Konono are the sort of band who can't help but get the crowd moving. Their London show is entrancing and intense while still feeling like a free-form, spontaneous performance. It seems to be a style they've developed from playing parties in Kinshasa. They may get smaller crowds there, but their Congolese shows have become the stuff of myth: marathon sets stretching through the night. Augustin points out that they have to adapt to the set times they're afforded in the UK, but somehow they still manage to compress all that energy into one performance. "Yes, in the Congo, sometimes we play all night. When we do that, we will play non-stop for forty minutes, then take a fifteen minute break and then play for forty minutes again. When we play here, there are time limits so we have a window in which we have to play. We can't go on all night! Because we have curfews we just play right through, so it makes for a long, non-stop show."
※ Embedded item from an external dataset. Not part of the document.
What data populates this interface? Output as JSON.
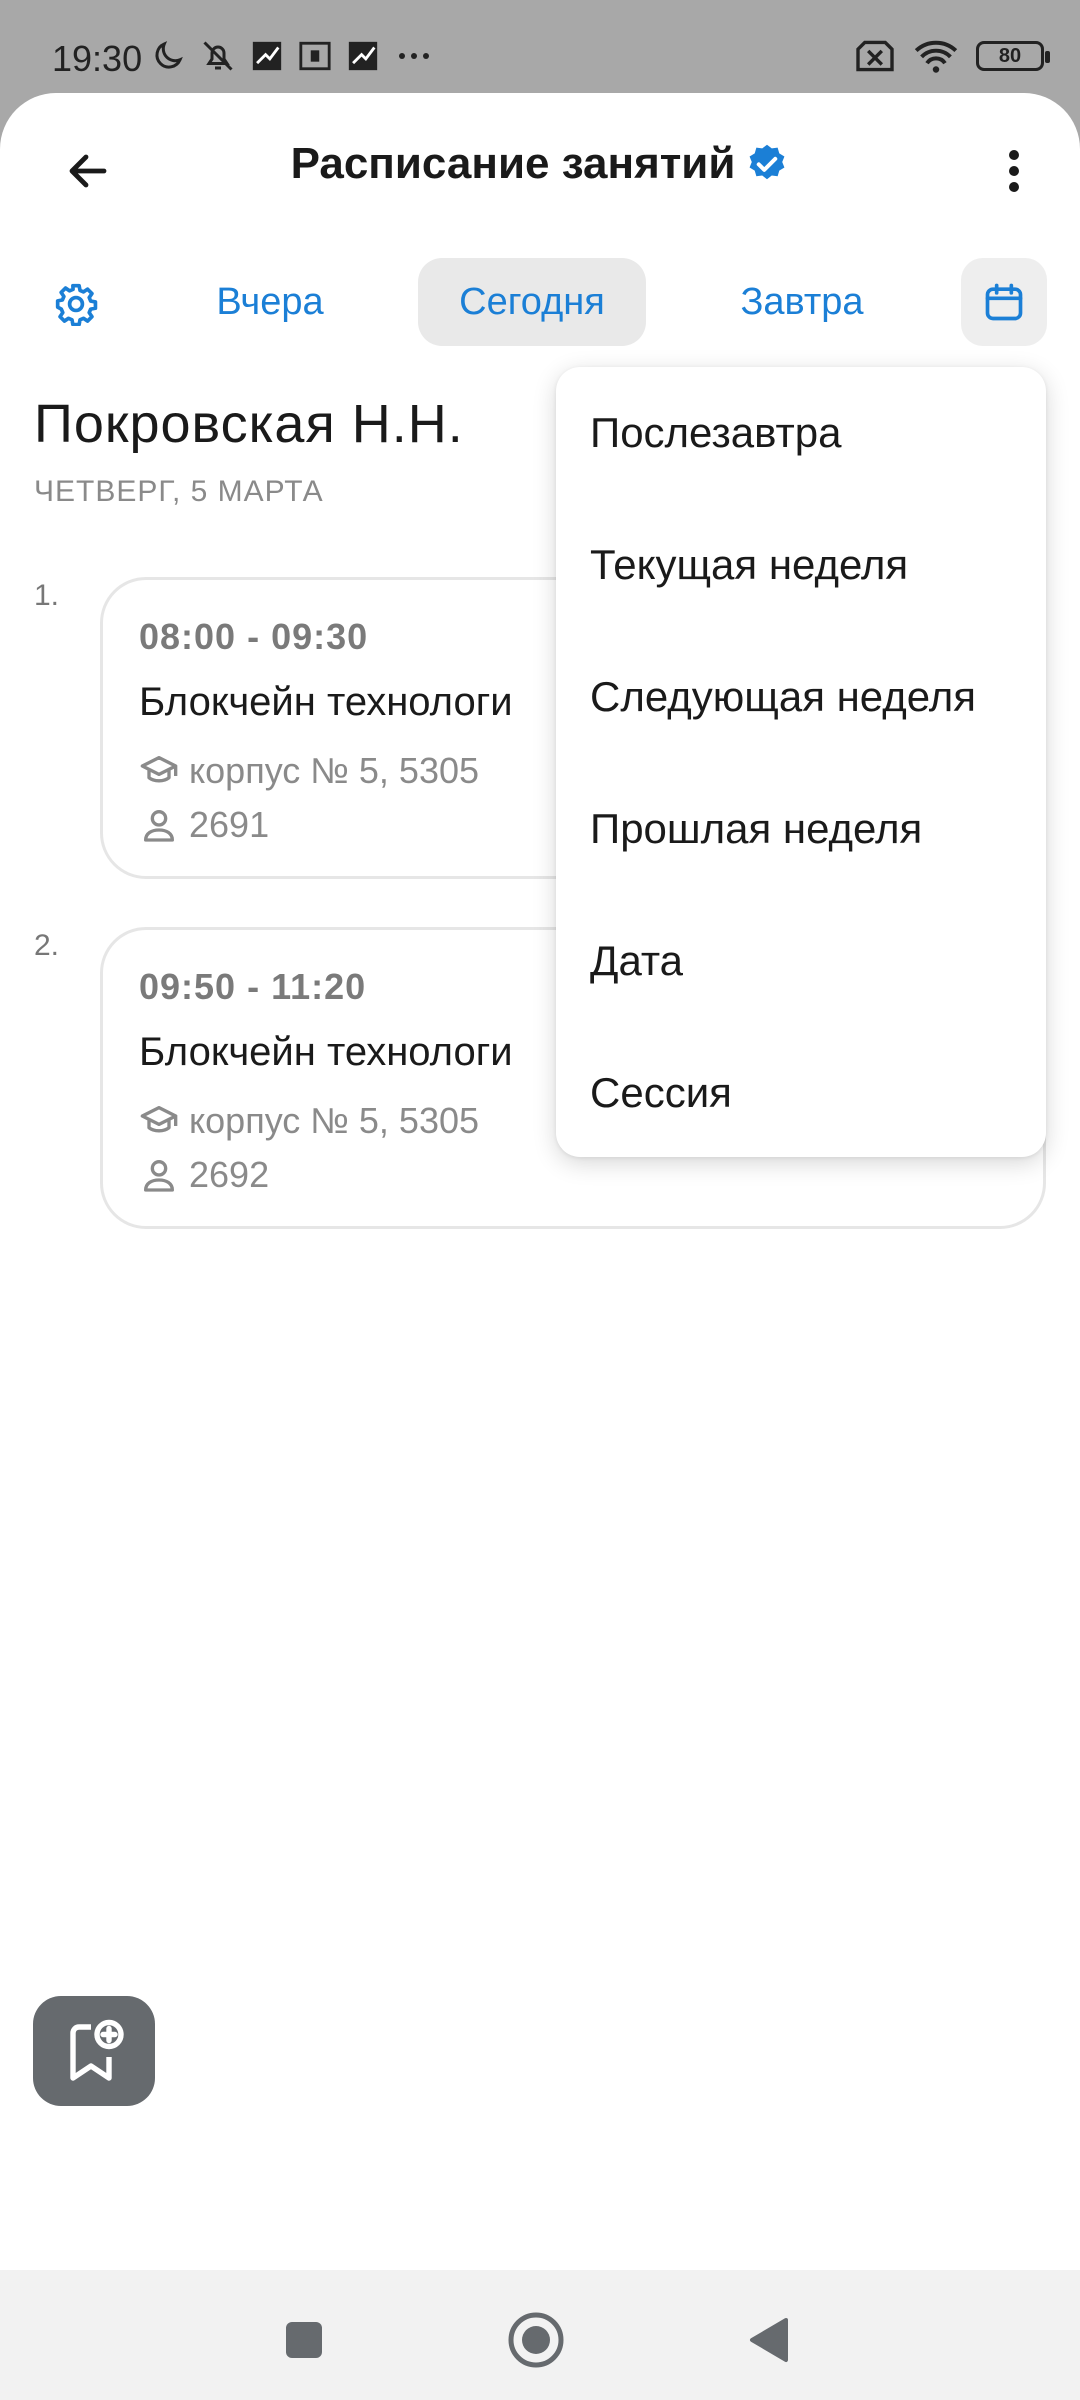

For Augustin, the shows are the culmination of many years of hard-work alongside his father. "When I was growing up I remember being close to my father and following him in everything he did," he says. "He didn't formally teach me how to play likembe, I just watched and discovered it for myself. Even from the age of seven I remember really looking up to him and wanting to learn to play like him."

Now, the reception their version of Bozombo music is receiving all over the world makes their work worthwhile. "It's unbelievable. It's supernatural. No-one expected it. When we were practicing back home, sometimes people would come along and tell us ‘That's really good, you should really get the music out there', but no-one really thought it would happen. Some of the people who said that have since died. It's taken a long time, but now it's happened. The moment has arrived and it's incredible."

That relationship between Bozombo trance music, the likembe as an electric instrument and Konono No.1 makes them feel like more than a band. They're a unique musical experiment as well as a treasured inheritance to be protected. "As long as Konono are going, likembe is going to be alive. It is integral to our music," says Augustin. "The likembe has existed for years but what we have changed is our amplification of it. Playing likembe is passed on through the generations. When I was growing up, I saw my father playing it. Now he has become tired I have taken over from him. Who knows? Maybe one day my son will take over after me."